Death Valley National Park may have just reached the hottest temperature on the planet Sunday. What could be the highest temperature ever reliably recorded on Earth - 130F is being verified by the National Weather Service.
In 1913 Death Valley reached an all-time high of 134 degrees, but some meteorologists raise questions to the accuracy of the measuring tools at the time. More recently in 2013 Death Valley reliably reached 129.2F making it the hottest place on earth.
While that heat doesn’t compare to what we are seeing in Jacksonville. Florida is still on pace maintaining its warmest year on record.
So far, the state is experiencing the hottest average temperatures since records began in 1895.
The streak of heat has placed the state’s average temperature ranking at the highest since 2015, according to data retrieved on Aug. 17 from the Statewide Time Series, Climate at a Glance.
Recent average temperatures in June and July have not been the hottest but rank the 8th warmest during the two month period.
Summer in North Florida has not been as hot as the central and southern half of the state. In fact, Jacksonville’s monthly average in June and July were slightly below normal, but August is trending higher.
It would take a significant cool snap to erase the average pace of heat across the state since it has been so deep-rooted over the past several months.
The first six months of 2020 began with the hottest stretch of average temperatures on record in Florida.
Cities like Fort Myers, Miami, Orlando and West Palm Beach set the pace for record temps through June based on data from the Southeast Regional Climate Center.
Jacksonville barely had a winter season with several back-to-back months warmer than average from December through the end of the season.
South Florida bore the brunt of the excessive heat during the spring and start of summer, helping to drive the state to its highest level on record.
NOAA National Centers for Environmental information records show the heat streak continues the record warm ranking for the state that began in 2019 and say temperatures in Florida have increased about 1°F since the beginning of the 20th century.
While there has been a lack of general daytime warming, the frequency of very warm nights (minimum temperature above 75°F) has risen dramatically in the last two decades.
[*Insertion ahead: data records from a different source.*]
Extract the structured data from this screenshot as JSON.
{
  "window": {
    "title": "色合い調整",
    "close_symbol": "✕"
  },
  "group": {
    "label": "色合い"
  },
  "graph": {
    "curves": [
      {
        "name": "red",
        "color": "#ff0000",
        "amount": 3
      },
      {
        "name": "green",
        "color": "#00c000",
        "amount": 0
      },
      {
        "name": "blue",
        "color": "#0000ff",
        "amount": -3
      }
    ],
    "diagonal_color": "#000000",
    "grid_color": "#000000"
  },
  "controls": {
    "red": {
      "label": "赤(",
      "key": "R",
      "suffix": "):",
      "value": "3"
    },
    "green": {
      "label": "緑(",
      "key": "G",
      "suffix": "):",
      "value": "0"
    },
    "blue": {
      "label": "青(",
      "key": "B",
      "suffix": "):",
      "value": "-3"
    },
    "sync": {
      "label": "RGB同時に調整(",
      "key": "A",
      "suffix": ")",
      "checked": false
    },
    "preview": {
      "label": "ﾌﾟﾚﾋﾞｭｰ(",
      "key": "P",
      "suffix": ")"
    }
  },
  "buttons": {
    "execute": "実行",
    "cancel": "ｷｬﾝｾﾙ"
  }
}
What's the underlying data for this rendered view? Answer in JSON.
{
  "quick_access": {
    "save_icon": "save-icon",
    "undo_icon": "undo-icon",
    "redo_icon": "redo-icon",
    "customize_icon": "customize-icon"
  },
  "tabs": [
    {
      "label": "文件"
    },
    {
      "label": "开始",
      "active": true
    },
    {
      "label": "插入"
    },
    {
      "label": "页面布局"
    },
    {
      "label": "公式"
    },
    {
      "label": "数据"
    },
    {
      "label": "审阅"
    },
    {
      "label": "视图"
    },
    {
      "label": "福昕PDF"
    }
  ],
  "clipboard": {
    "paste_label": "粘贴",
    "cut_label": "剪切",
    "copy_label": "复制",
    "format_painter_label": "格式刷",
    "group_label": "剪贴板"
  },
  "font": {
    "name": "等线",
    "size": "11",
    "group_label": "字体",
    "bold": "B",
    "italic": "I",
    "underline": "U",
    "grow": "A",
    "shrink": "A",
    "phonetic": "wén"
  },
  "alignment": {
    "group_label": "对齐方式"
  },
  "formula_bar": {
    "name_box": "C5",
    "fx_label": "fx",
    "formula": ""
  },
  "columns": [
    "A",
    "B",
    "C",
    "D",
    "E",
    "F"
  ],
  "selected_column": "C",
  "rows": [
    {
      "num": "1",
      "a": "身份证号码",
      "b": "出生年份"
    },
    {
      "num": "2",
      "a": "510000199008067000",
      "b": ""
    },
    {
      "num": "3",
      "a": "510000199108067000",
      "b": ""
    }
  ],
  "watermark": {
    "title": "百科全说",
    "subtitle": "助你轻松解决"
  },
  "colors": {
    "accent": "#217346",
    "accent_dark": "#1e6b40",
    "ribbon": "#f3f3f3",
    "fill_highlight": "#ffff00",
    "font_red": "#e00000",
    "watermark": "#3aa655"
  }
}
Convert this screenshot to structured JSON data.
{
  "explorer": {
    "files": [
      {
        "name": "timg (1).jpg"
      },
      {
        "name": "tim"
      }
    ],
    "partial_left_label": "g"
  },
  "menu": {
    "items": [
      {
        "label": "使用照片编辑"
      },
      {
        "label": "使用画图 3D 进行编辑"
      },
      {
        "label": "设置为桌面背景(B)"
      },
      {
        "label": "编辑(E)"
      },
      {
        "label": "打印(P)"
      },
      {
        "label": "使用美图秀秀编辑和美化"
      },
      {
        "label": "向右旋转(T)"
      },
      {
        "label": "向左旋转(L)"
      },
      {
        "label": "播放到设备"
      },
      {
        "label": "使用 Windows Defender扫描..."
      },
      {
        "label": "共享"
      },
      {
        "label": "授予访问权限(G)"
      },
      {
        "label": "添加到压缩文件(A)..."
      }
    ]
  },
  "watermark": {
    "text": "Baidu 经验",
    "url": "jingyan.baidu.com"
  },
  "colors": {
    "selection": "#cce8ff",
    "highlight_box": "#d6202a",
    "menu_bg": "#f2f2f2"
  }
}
The number of very warm nights during the first part of the 21st century has nearly doubled when compared to the occurrence of very warm nights in the mid-20th century (1930–1954).